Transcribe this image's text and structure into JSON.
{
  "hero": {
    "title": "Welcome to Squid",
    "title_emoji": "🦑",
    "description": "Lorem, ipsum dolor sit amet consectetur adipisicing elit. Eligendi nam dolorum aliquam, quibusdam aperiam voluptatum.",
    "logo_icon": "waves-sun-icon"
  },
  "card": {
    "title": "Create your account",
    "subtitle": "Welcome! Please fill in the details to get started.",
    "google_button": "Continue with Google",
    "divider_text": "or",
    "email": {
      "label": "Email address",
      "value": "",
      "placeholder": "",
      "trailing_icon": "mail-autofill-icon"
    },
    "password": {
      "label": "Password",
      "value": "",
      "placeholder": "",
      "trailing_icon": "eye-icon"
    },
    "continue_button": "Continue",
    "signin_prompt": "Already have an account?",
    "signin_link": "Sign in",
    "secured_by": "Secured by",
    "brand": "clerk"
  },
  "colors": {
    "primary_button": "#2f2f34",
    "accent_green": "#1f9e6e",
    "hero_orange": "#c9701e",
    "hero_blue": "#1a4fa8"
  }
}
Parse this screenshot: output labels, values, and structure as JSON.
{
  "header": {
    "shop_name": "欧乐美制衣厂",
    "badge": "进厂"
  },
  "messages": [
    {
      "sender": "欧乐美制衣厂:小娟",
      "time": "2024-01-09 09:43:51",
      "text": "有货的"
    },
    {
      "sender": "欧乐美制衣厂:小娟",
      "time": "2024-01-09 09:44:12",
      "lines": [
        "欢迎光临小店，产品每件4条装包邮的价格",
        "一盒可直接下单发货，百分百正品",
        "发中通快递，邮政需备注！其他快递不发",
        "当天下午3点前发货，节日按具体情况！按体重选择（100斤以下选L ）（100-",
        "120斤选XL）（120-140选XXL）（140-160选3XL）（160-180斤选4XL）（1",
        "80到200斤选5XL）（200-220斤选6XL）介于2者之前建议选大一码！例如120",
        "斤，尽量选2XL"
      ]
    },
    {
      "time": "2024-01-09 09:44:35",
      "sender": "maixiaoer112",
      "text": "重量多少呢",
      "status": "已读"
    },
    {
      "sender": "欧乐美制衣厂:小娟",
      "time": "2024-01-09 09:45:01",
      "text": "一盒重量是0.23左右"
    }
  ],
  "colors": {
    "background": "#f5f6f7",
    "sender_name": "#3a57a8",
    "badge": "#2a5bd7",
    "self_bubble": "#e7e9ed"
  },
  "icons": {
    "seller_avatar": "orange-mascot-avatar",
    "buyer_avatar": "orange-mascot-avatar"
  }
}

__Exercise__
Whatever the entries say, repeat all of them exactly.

__Answer for this exercise__
Transcribe this image's text and structure into JSON.
{
  "hero": {
    "title": "Welcome to Squid",
    "title_emoji": "🦑",
    "description": "Lorem, ipsum dolor sit amet consectetur adipisicing elit. Eligendi nam dolorum aliquam, quibusdam aperiam voluptatum.",
    "logo_icon": "waves-sun-icon"
  },
  "card": {
    "title": "Create your account",
    "subtitle": "Welcome! Please fill in the details to get started.",
    "google_button": "Continue with Google",
    "divider_text": "or",
    "email": {
      "label": "Email address",
      "value": "",
      "placeholder": "",
      "trailing_icon": "mail-autofill-icon"
    },
    "password": {
      "label": "Password",
      "value": "",
      "placeholder": "",
      "trailing_icon": "eye-icon"
    },
    "continue_button": "Continue",
    "signin_prompt": "Already have an account?",
    "signin_link": "Sign in",
    "secured_by": "Secured by",
    "brand": "clerk"
  },
  "colors": {
    "primary_button": "#2f2f34",
    "accent_green": "#1f9e6e",
    "hero_orange": "#c9701e",
    "hero_blue": "#1a4fa8"
  }
}
Parse this screenshot: output labels, values, and structure as JSON.
{
  "header": {
    "shop_name": "欧乐美制衣厂",
    "badge": "进厂"
  },
  "messages": [
    {
      "sender": "欧乐美制衣厂:小娟",
      "time": "2024-01-09 09:43:51",
      "text": "有货的"
    },
    {
      "sender": "欧乐美制衣厂:小娟",
      "time": "2024-01-09 09:44:12",
      "lines": [
        "欢迎光临小店，产品每件4条装包邮的价格",
        "一盒可直接下单发货，百分百正品",
        "发中通快递，邮政需备注！其他快递不发",
        "当天下午3点前发货，节日按具体情况！按体重选择（100斤以下选L ）（100-",
        "120斤选XL）（120-140选XXL）（140-160选3XL）（160-180斤选4XL）（1",
        "80到200斤选5XL）（200-220斤选6XL）介于2者之前建议选大一码！例如120",
        "斤，尽量选2XL"
      ]
    },
    {
      "time": "2024-01-09 09:44:35",
      "sender": "maixiaoer112",
      "text": "重量多少呢",
      "status": "已读"
    },
    {
      "sender": "欧乐美制衣厂:小娟",
      "time": "2024-01-09 09:45:01",
      "text": "一盒重量是0.23左右"
    }
  ],
  "colors": {
    "background": "#f5f6f7",
    "sender_name": "#3a57a8",
    "badge": "#2a5bd7",
    "self_bubble": "#e7e9ed"
  },
  "icons": {
    "seller_avatar": "orange-mascot-avatar",
    "buyer_avatar": "orange-mascot-avatar"
  }
}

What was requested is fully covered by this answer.